    1) DSG ... personally I stick in D and use S at roundabouts/sliproads which works perfectly for my driving style
    2) interior space - there's a lot of space for a hatch. No noticeable difference in cabin space to the new A4 and the boot is more practical
    3) Auto light/rain sensors - work great for me, only minor moan is that the wipers seem to need "resetting" (off then back to auto) if the ignition has been switched off.
    4) Interior light pack - far more useful than I ever imagined ... and the red ambient lighting is pure class
    5) DIS - maybe I'm a nerd but I find it very useful (driving time, miles left with fuel)
    6) ISOFIX - effortless (and secure) car seat when coupled with Britax DuoPlus ISOFIX. Front passenger airbag can be switched off which I find incredibly useful.
    7) Auto door locking - at first this was incredibly frustrating but now I'm used to it I find it very reassuring.
    8) Climate control - very effective, much better than the units in my last cars (S60 and Celica VVTi).
    9) Light grey interior + Open Sky gives a very roomy feeling. Recommended for family drivers (but see criticisms of Open Sky below)
    10) For me this was a very low cost company car (fleet company must have been getting great discounts). Full loaded it was about £50 per month cheaper than the A4 manual S-line or the BMW 320d and a good £100 cheaper than the A6 2.0Tdi SE (which is what I really wanted but couldn't justify given my limited mileage these days)
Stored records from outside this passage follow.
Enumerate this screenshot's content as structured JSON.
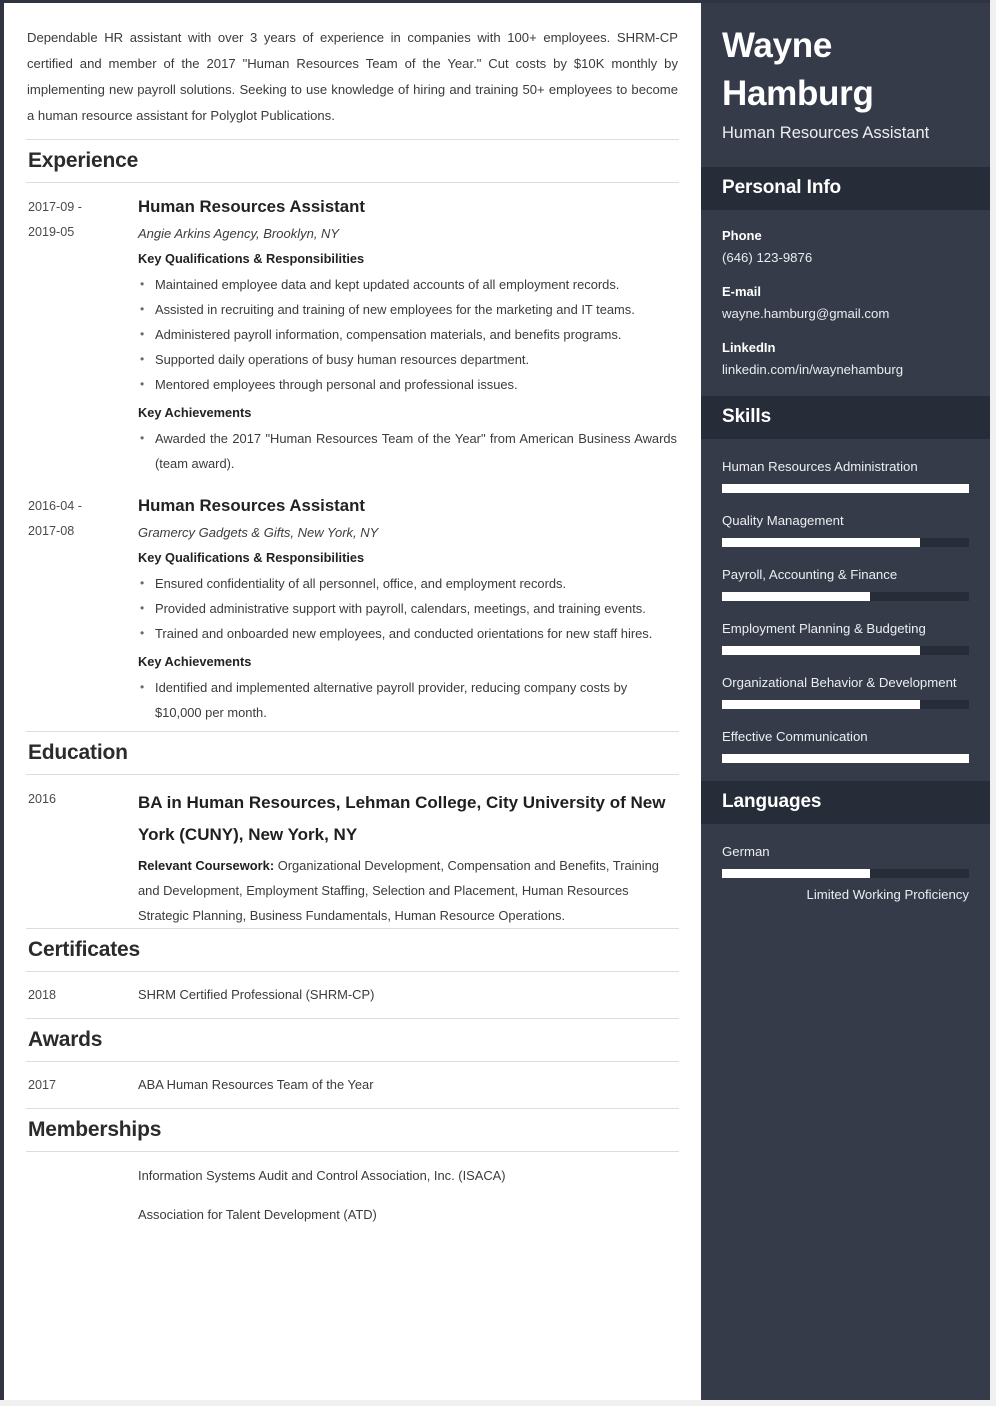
{
  "resume": {
    "summary": "Dependable HR assistant with over 3 years of experience in companies with 100+ employees. SHRM-CP certified and member of the 2017 \"Human Resources Team of the Year.\" Cut costs by $10K monthly by implementing new payroll solutions. Seeking to use knowledge of hiring and training 50+ employees to become a human resource assistant for Polyglot Publications.",
    "sections": {
      "experience": "Experience",
      "education": "Education",
      "certificates": "Certificates",
      "awards": "Awards",
      "memberships": "Memberships"
    },
    "experience": [
      {
        "date_start": "2017-09 -",
        "date_end": "2019-05",
        "title": "Human Resources Assistant",
        "company": "Angie Arkins Agency, Brooklyn, NY",
        "qualifications_heading": "Key Qualifications & Responsibilities",
        "qualifications": [
          "Maintained employee data and kept updated accounts of all employment records.",
          "Assisted in recruiting and training of new employees for the marketing and IT teams.",
          "Administered payroll information, compensation materials, and benefits programs.",
          "Supported daily operations of busy human resources department.",
          "Mentored employees through personal and professional issues."
        ],
        "achievements_heading": "Key Achievements",
        "achievements": [
          "Awarded the 2017 \"Human Resources Team of the Year\" from American Business Awards (team award)."
        ]
      },
      {
        "date_start": "2016-04 -",
        "date_end": "2017-08",
        "title": "Human Resources Assistant",
        "company": "Gramercy Gadgets & Gifts, New York, NY",
        "qualifications_heading": "Key Qualifications & Responsibilities",
        "qualifications": [
          "Ensured confidentiality of all personnel, office, and employment records.",
          "Provided administrative support with payroll, calendars, meetings, and training events.",
          "Trained and onboarded new employees, and conducted orientations for new staff hires."
        ],
        "achievements_heading": "Key Achievements",
        "achievements": [
          "Identified and implemented alternative payroll provider, reducing company costs by $10,000 per month."
        ]
      }
    ],
    "education": {
      "date": "2016",
      "title": "BA in Human Resources, Lehman College, City University of New York (CUNY), New York, NY",
      "coursework_label": "Relevant Coursework:",
      "coursework": " Organizational Development, Compensation and Benefits, Training and Development, Employment Staffing, Selection and Placement, Human Resources Strategic Planning, Business Fundamentals, Human Resource Operations."
    },
    "certificates": [
      {
        "date": "2018",
        "text": "SHRM Certified Professional (SHRM-CP)"
      }
    ],
    "awards": [
      {
        "date": "2017",
        "text": "ABA Human Resources Team of the Year"
      }
    ],
    "memberships": [
      {
        "text": "Information Systems Audit and Control Association, Inc. (ISACA)"
      },
      {
        "text": "Association for Talent Development (ATD)"
      }
    ]
  },
  "sidebar": {
    "name": "Wayne Hamburg",
    "role": "Human Resources Assistant",
    "personal_info_heading": "Personal Info",
    "contacts": [
      {
        "label": "Phone",
        "value": "(646) 123-9876"
      },
      {
        "label": "E-mail",
        "value": "wayne.hamburg@gmail.com"
      },
      {
        "label": "LinkedIn",
        "value": "linkedin.com/in/waynehamburg"
      }
    ],
    "skills_heading": "Skills",
    "skills": [
      {
        "name": "Human Resources Administration",
        "level": 100
      },
      {
        "name": "Quality Management",
        "level": 80
      },
      {
        "name": "Payroll, Accounting & Finance",
        "level": 60
      },
      {
        "name": "Employment Planning & Budgeting",
        "level": 80
      },
      {
        "name": "Organizational Behavior & Development",
        "level": 80
      },
      {
        "name": "Effective Communication",
        "level": 100
      }
    ],
    "languages_heading": "Languages",
    "languages": [
      {
        "name": "German",
        "level": 60,
        "proficiency": "Limited Working Proficiency"
      }
    ]
  },
  "colors": {
    "sidebar_bg": "#353b48",
    "sidebar_header_bg": "#262c38",
    "bar_fill": "#ffffff",
    "page_bg": "#ffffff",
    "rule": "#dddddd"
  }
}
    My quibbles with my Sportback would be:
    1) Engine/road noise - a premium hatch really has no excuse for being so noisy
    2) Open Sky - even more noise, this time whistling from overhead (nothing wrong with the seals, it just seems that the grooves catch the wind and because it's glass it doesn't have the sound insulation). Also - the front section only opens to 2/3 of the available space even when fully retracted! In retrospect I should have spent the money on the Misano Red S-line instead
    3) I can't find a way to make front passenger seat fold down in any practical way (seems the only way is to adjust the rake which leaves the seat stuck on the dash at about 30 degrees)
    4) The rear sunscreen - I don't get it, what's the point? Why not fit the auto-dimming mirror as standard instead?
    5) BOSE sound system - hardly premium particularly compared to the Pro-Logic setup in my S60
    6) Pearlescent ebony black paint - no matter how hard I try I can't get it to shine like when it was delivered. Indistinguishable from brilliant black.
    7) Seats - not nearly enough adjustment. In retrospect I should have added the electric seats as these have more adjustment options.

    To wrap up, am I happy with my car? Yes. Would I get another? Probably not although the DSG experience has really changed my needs.
  4. miketweed

    miketweed Member

    Good review....

    About point 4 on your quibbles - The rear sun screen is for the benefit of rear passengers, not the driver!!!

    Went to Newquay this year and friends in the back raved about it when the sun was behind us.
  5. [ QUOTE ]
    The rear sun screen is for the benefit of rear passengers, not the driver!!!

    [/ QUOTE ]

    /ubbthreads/images/graemlins/blush.gif /ubbthreads/images/graemlins/blush.gif /ubbthreads/images/graemlins/blush.gif

    Selfish? Me?

Share This Page